**TASK DESCRIPTION**
Check each line of the records below and collect those holding "date".

**SUPPLIED MATERIAL**
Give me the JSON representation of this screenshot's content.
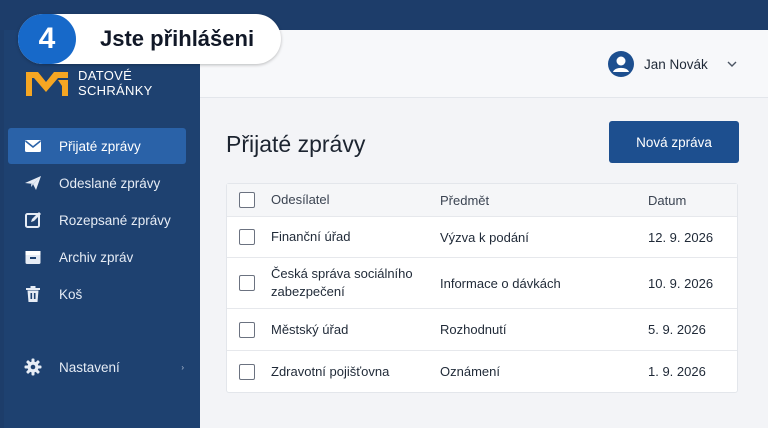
{
  "step": {
    "number": "4",
    "text": "Jste přihlášeni"
  },
  "logo": {
    "line1": "DATOVÉ",
    "line2": "SCHRÁNKY"
  },
  "sidebar": {
    "items": [
      {
        "label": "Přijaté zprávy",
        "icon": "envelope-icon",
        "active": true
      },
      {
        "label": "Odeslané zprávy",
        "icon": "paper-plane-icon",
        "active": false
      },
      {
        "label": "Rozepsané zprávy",
        "icon": "edit-icon",
        "active": false
      },
      {
        "label": "Archiv zpráv",
        "icon": "archive-icon",
        "active": false
      },
      {
        "label": "Koš",
        "icon": "trash-icon",
        "active": false
      }
    ],
    "settings": {
      "label": "Nastavení",
      "icon": "gear-icon"
    }
  },
  "user": {
    "name": "Jan Novák"
  },
  "main": {
    "title": "Přijaté zprávy",
    "new_button": "Nová zpráva"
  },
  "table": {
    "headers": {
      "sender": "Odesílatel",
      "subject": "Předmět",
      "date": "Datum"
    },
    "rows": [
      {
        "sender": "Finanční úřad",
        "subject": "Výzva k podání",
        "date": "12. 9. 2026"
      },
      {
        "sender": "Česká správa sociálního zabezpečení",
        "subject": "Informace o dávkách",
        "date": "10. 9. 2026"
      },
      {
        "sender": "Městský úřad",
        "subject": "Rozhodnutí",
        "date": "5. 9. 2026"
      },
      {
        "sender": "Zdravotní pojišťovna",
        "subject": "Oznámení",
        "date": "1. 9. 2026"
      }
    ]
  },
  "colors": {
    "sidebar_bg": "#1e4170",
    "active_item": "#2a62a8",
    "primary_button": "#1d4f8f",
    "step_badge": "#1769c9",
    "logo_accent": "#f5a623"
  }
}
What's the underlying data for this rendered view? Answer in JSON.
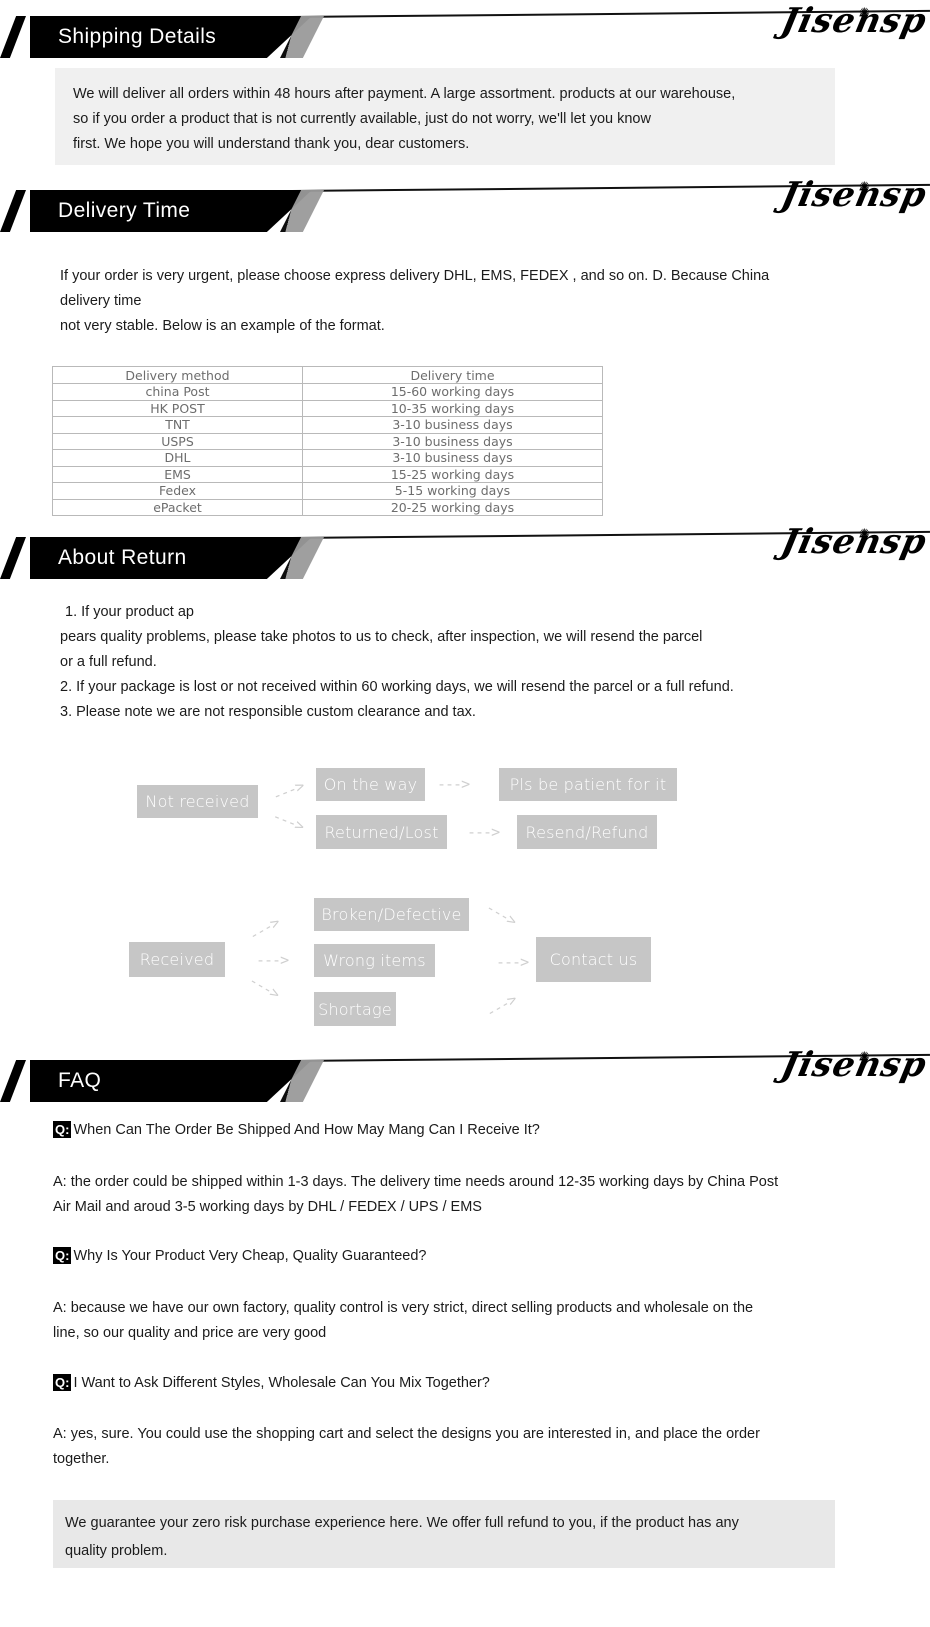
{
  "brand": {
    "name": "Jisensp",
    "butterfly_icon": "butterfly-icon"
  },
  "sections": {
    "shipping": {
      "title": "Shipping Details",
      "lines": [
        "We will deliver all orders within 48 hours after payment. A large assortment. products at our warehouse,",
        "so if you order a product that is not currently available, just do not worry, we'll let you know",
        "first. We hope you will understand thank you, dear customers."
      ]
    },
    "delivery": {
      "title": "Delivery  Time",
      "lines": [
        "If your order is very urgent, please choose express delivery DHL, EMS, FEDEX , and so on. D. Because China",
        "delivery time",
        "not very stable. Below is an example of the format."
      ],
      "table": {
        "headers": [
          "Delivery method",
          "Delivery time"
        ],
        "rows": [
          [
            "china Post",
            "15-60 working days"
          ],
          [
            "HK POST",
            "10-35 working days"
          ],
          [
            "TNT",
            "3-10 business days"
          ],
          [
            "USPS",
            "3-10 business days"
          ],
          [
            "DHL",
            "3-10 business days"
          ],
          [
            "EMS",
            "15-25 working days"
          ],
          [
            "Fedex",
            "5-15 working days"
          ],
          [
            "ePacket",
            "20-25 working days"
          ]
        ]
      }
    },
    "about_return": {
      "title": "About Return",
      "lines": [
        "1. If your product ap",
        "pears quality problems, please take photos to us to check, after inspection, we will resend the parcel",
        "or a full refund.",
        "2. If your package is lost or not received within 60 working days, we will resend the parcel or a full refund.",
        "3. Please note we are not responsible custom clearance and tax."
      ],
      "flow_not_received": {
        "start": "Not received",
        "branch_a": "On the way",
        "branch_b": "Returned/Lost",
        "result_a": "Pls be patient for it",
        "result_b": "Resend/Refund",
        "arrow": "--->"
      },
      "flow_received": {
        "start": "Received",
        "branch_a": "Broken/Defective",
        "branch_b": "Wrong items",
        "branch_c": "Shortage",
        "result": "Contact us",
        "arrow": "--->"
      }
    },
    "faq": {
      "title": "FAQ",
      "q_badge": "Q:",
      "items": [
        {
          "question": "When Can The Order Be Shipped And How May Mang Can I Receive It?",
          "answer_lines": [
            "A: the order could be shipped within 1-3 days. The delivery time needs around 12-35 working days by China Post",
            "Air Mail and aroud 3-5 working days by DHL / FEDEX / UPS / EMS"
          ]
        },
        {
          "question": "Why Is Your Product Very Cheap, Quality Guaranteed?",
          "answer_lines": [
            "A: because we have our own factory, quality control is very strict, direct selling products and wholesale on the",
            "line, so our quality and price are very good"
          ]
        },
        {
          "question": "I Want to Ask Different Styles, Wholesale Can You Mix Together?",
          "answer_lines": [
            "A: yes, sure. You could use the shopping cart and select the designs you are interested in, and place the order",
            "together."
          ]
        }
      ],
      "guarantee_lines": [
        "We guarantee your zero risk purchase experience here. We offer full refund to you, if the product has any",
        "quality problem."
      ]
    }
  },
  "colors": {
    "banner": "#000000",
    "banner_tail": "#9a9a9a",
    "info_box": "#f0f0f0",
    "guarantee_box": "#e8e8e8",
    "flow_box": "#c6c6c6",
    "flow_arrow": "#cfcfcf",
    "table_border": "#b9b9b9",
    "table_text": "#6d6d6d"
  }
}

**OUTPUT BELOW**
      "date": "Datum"
        "date": "12. 9. 2026"
        "date": "10. 9. 2026"
        "date": "5. 9. 2026"
        "date": "1. 9. 2026"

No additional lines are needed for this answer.